4. DETERMINING GENOTYPE

How can I tell my sheep's genotype?  There are two ways. One is by checking the colors on its pedigree, and this will only give you "odds."  The best way is by progeny testing, which means breeding it several times and seeing what it produces.  By the way, this is why I like to keep several moorits and blacks around. On our farm they don't seem to have the best quality fleeces, but since they are the most recessive in the A locus (Aa/Aa) you can pull out patterns pretty quickly.

Let's start by analyzing a sheep, and we'll analyze Blossom, a white ewe. You can pull out the dominant charts in lesson 2 and follow along. (I've structured the chart below like her pedigree reads)

             Sire-Dailley Ram
       Sire-Silverado, black/white
             Dam-Dailley Ewe
Blossom-white ewe
              Sire- Dailley Ram
        Dam-Hoover, white
             Sire (no color indicated) with blue/grey sire, white dam
         
As I look at her pedigree, she came out of a white ewe and a ram described as "Black/white," whatever that means.
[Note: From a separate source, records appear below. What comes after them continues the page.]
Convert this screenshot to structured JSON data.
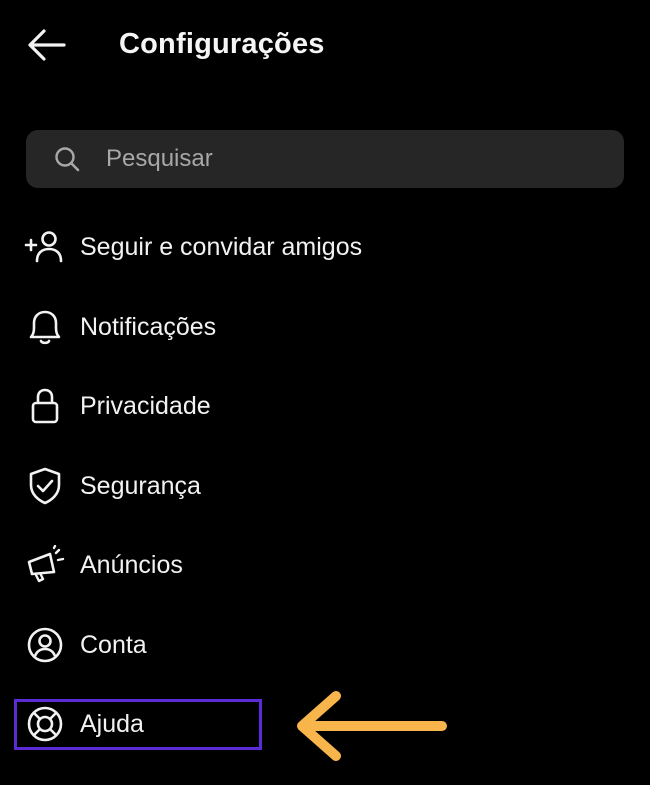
{
  "header": {
    "back_icon": "arrow-left-icon",
    "title": "Configurações"
  },
  "search": {
    "icon": "search-icon",
    "placeholder": "Pesquisar",
    "value": ""
  },
  "menu": {
    "items": [
      {
        "id": "follow-invite",
        "icon": "add-person-icon",
        "label": "Seguir e convidar amigos"
      },
      {
        "id": "notifications",
        "icon": "bell-icon",
        "label": "Notificações"
      },
      {
        "id": "privacy",
        "icon": "lock-icon",
        "label": "Privacidade"
      },
      {
        "id": "security",
        "icon": "shield-check-icon",
        "label": "Segurança"
      },
      {
        "id": "ads",
        "icon": "megaphone-icon",
        "label": "Anúncios"
      },
      {
        "id": "account",
        "icon": "user-circle-icon",
        "label": "Conta"
      },
      {
        "id": "help",
        "icon": "lifebuoy-icon",
        "label": "Ajuda"
      }
    ]
  },
  "annotation": {
    "highlighted_item": "help",
    "highlight_color": "#5b2cd6",
    "arrow_color": "#f7b54b"
  },
  "theme": {
    "background": "#000000",
    "text": "#f2f2f2",
    "search_background": "#262626"
  }
}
It could mean the ram actually had both recessives in the spotting locus so he looked like a Holstein calf, or it could mean he had little spots all over at birth that faded quickly-sometimes just a variation of the grey gene. The trail stops there on her Sire's side. The colors on her dam's side...we know are white, but still pretty hazy.
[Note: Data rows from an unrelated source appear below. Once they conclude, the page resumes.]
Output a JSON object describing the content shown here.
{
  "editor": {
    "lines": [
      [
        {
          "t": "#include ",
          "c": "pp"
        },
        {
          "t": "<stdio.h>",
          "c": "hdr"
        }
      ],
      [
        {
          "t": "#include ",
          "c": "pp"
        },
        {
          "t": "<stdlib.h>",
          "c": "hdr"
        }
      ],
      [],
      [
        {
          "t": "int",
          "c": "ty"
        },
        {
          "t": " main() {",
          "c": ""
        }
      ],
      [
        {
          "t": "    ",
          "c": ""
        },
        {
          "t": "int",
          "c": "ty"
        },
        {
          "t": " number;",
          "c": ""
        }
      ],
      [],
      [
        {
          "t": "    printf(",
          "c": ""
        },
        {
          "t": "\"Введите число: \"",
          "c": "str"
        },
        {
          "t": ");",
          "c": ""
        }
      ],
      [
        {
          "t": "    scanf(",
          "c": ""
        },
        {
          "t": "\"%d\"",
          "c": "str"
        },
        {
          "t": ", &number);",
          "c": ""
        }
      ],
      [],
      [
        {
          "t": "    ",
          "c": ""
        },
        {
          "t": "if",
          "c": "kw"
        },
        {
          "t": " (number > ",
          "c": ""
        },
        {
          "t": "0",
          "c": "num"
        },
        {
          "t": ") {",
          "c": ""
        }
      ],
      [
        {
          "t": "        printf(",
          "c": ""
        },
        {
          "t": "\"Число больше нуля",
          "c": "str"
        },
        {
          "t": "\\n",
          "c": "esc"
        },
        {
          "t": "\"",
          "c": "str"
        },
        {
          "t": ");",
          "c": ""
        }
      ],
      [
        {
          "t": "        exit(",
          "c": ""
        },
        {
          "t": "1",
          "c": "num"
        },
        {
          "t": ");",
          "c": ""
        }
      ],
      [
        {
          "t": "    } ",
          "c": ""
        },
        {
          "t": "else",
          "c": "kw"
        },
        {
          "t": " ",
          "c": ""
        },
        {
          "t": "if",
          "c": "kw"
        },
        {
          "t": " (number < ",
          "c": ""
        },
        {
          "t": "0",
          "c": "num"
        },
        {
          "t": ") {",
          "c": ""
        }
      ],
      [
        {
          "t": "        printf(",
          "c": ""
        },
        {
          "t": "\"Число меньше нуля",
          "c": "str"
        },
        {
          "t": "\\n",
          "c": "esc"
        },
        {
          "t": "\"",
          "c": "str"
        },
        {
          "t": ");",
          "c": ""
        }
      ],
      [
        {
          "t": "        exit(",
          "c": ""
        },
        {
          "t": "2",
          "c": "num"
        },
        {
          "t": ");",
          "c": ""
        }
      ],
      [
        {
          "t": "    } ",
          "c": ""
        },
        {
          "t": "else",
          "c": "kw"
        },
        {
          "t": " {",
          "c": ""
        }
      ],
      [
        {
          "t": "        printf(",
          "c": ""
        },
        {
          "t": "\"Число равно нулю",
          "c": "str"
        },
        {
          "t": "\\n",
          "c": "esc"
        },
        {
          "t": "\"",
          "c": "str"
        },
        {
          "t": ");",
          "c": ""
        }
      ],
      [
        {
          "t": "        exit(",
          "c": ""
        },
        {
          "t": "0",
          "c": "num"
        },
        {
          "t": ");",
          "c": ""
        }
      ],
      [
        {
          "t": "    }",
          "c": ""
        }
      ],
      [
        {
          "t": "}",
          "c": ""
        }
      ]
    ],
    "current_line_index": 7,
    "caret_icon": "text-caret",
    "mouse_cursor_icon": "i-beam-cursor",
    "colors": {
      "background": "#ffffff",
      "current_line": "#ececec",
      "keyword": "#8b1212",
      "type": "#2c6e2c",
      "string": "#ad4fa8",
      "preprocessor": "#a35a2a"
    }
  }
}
So, would you take a chance on this ewe? Gee, white out of white and plenty of unknowns... would you pass her up, even at a good price in favor of a fawn, for example? We had to figure out what Blossom was by what she produced. All we knew for sure was that her genotype began like this:  Awt/A? in the A locus, with ? meaning unknown, in the B locus, they were both B?/B? and in the spotting locus...since she's expressing white, even if she had the spotting gene showing it wouldn't show up as white markings since she's already white, so that's S?S?

Blossom: Awt/A?, B?/B?, S?S?

Her first year she was bred to Mandrake, a dark grey ram. We knew his genotype was at least:  Ag/A?, (he was expressing grey, so Aa or solid color could be hiding under it)  BB/B? (he was expressing black face and legs, so he was expressing at least one gene of BB-the other gene could also be BB but could be Bb as well so I wrote it B? for now).  He didn't appear spotted, so I knew he was SS in at least one of the spotting genes, tho could be carrying Ss in the other one, or he could be homozygous with a SS in the other one as well.

Mandrake:  Ag/A?, BB/B?, SS/S?

The first year they were bred, Blossom produced a white ewe lamb, Trixie. Another mystery like her mom, and no further clues to what Mandrake's genotype was. The next year we again bred Blossom to Mandrake, and we hit the jackpot. They produced a medium grey/brown ewe and a black ewe. We were able to start filling in the unknowns. Here's what we knew about the lambs:

      Elaine, med. grey brown ewe:   Ag/Aa, Bb/Bb, S?/S?
      Molly, black ewe: Aa/Aa, BB/B?, S?/S?

Since a gene in each set was donated by each parent, we can now fill in like so:

      Blossom: Awt/A?, B?/B?, S?S?     turns out to be:  Awt/Aa, BB/Bb, S?S?

How do we know? In the A locus, since neither of the lambs are white this time, all she could donate was the Aa/Aa to each of her lambs, and we know Blossom has it because Molly is Aa/Aa.  In the B locus, we now know Blossom is BB/Bb because she gave a BB to Molly who is black, and Bb to Elaine who is brown/factored. S locus is still a mystery.

Mandrake:  Ag/A?, BB/B?, SS/S?   turns out to be:  Ag/Aa, BB/Bb, S?S?

We know Mandrake is Ag/Aa in the A locus because he donated the Ag to Elaine to make her a medium grey, and an Aa to black Molly.  In the B locus, we know he had at least one BB black gene because he's expressing it. Since Elaine is brown factored and that only comes through from Bb/
Bb, she had to get a Bb from Mandrake.

Whew. Now take a pedigree from one of your sheep, and do the same exercise..what did they look like and what all have they  produced?  I now have a whole new respect for old Blossom (Elaine has turned out to have the best fleece on this farm) and Mandrake's white Trixie from the first mating has some exciting potential as well.

The S locus in this exercise isn't that important, as I mentioned before, it's more of a minor locus and doesn't really determine a color.

Page 3




(now hit the "back" button then click on page 4)